No nation in the Americas is more famous for celebrating Día de los Muertos -- the Day of the Dead -- than Mexico. And while this tradition of honoring deceased friends and family members takes place around the nation, the Riviera Maya is an especially good place for foreigners interested in experiencing this fascinating bit of Mexican history and culture.
One of the most accessible places to witness some of the traditions related to the Day of the Dead is at Xcaret, the eco-cultural park located in the Riviera Maya, along Mexico's Caribbean coast. Every year, the venue hosts Festival de Tradiciones de Vida y Muerte (the Festival of Traditions of Life and Death), a multi-day celebration that includes traditional Mexican cuisine and clothing from various eras, as well as art exhibits, music and dance performances and interesting recreations of altars and cemetery markers. It's a colorful, music-filled event, with lots of great photo opportunities. Every year showcases the traditions of a different Mexican state; this year, it's Campeche, and the celebration takes place from October 30 through November 3.
The Festival at Xcaret may be more staged than organic Day of the Dead celebrations in small towns elsewhere in Mexico, but the convenience of the location and extent of the events and exhibits at Xcaret make it a worthwhile option for people looking to learn more about Mexican culture while enjoying a Mexico beach vacation in Cancun or the Riviera Maya (the nation's capital also has its own unique take on the tradition, check out these options for celebrating the Day of the Dead in Mexico City.)

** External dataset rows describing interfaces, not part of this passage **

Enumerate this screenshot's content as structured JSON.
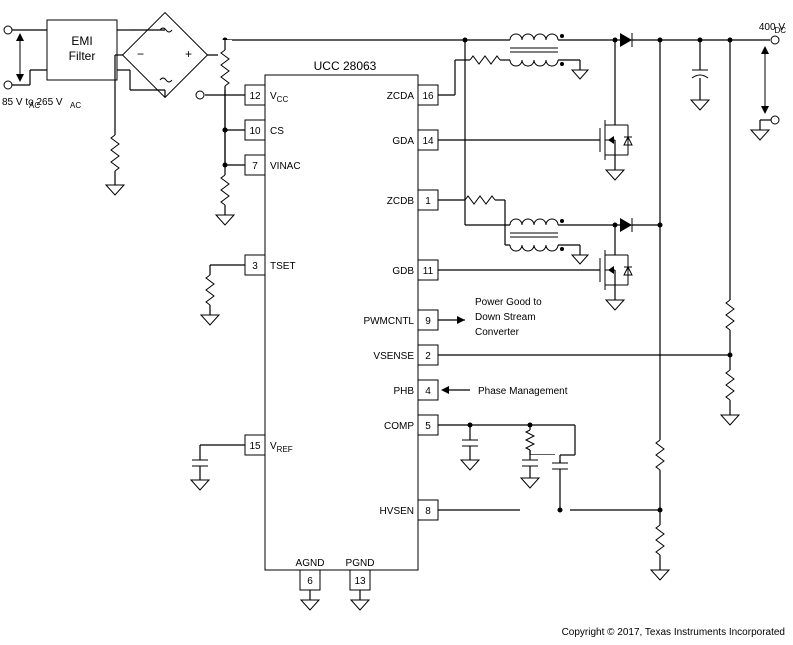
{
  "chip_name": "UCC 28063",
  "input_label": "85 V   to 265 V",
  "input_sub1": "AC",
  "input_sub2": "AC",
  "output_label": "400 V",
  "output_sub": "DC",
  "emi_label": "EMI",
  "emi_label2": "Filter",
  "pwmcntl_note1": "Power Good to",
  "pwmcntl_note2": "Down Stream",
  "pwmcntl_note3": "Converter",
  "phb_note": "Phase Management",
  "copyright": "Copyright © 2017, Texas Instruments Incorporated",
  "pins_left": [
    {
      "num": "12",
      "name": "V",
      "sub": "CC"
    },
    {
      "num": "10",
      "name": "CS"
    },
    {
      "num": "7",
      "name": "VINAC"
    },
    {
      "num": "3",
      "name": "TSET"
    },
    {
      "num": "15",
      "name": "V",
      "sub": "REF"
    }
  ],
  "pins_right": [
    {
      "num": "16",
      "name": "ZCDA"
    },
    {
      "num": "14",
      "name": "GDA"
    },
    {
      "num": "1",
      "name": "ZCDB"
    },
    {
      "num": "11",
      "name": "GDB"
    },
    {
      "num": "9",
      "name": "PWMCNTL"
    },
    {
      "num": "2",
      "name": "VSENSE"
    },
    {
      "num": "4",
      "name": "PHB"
    },
    {
      "num": "5",
      "name": "COMP"
    },
    {
      "num": "8",
      "name": "HVSEN"
    }
  ],
  "pins_bottom": [
    {
      "num": "6",
      "name": "AGND"
    },
    {
      "num": "13",
      "name": "PGND"
    }
  ]
}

During my recent trip to Cancun, I was invited down to Xcaret to view the festivities, taking the approximately one-hour ride down to snap these photographs, which aim to capture a bit of the color and energy of this annual tradition.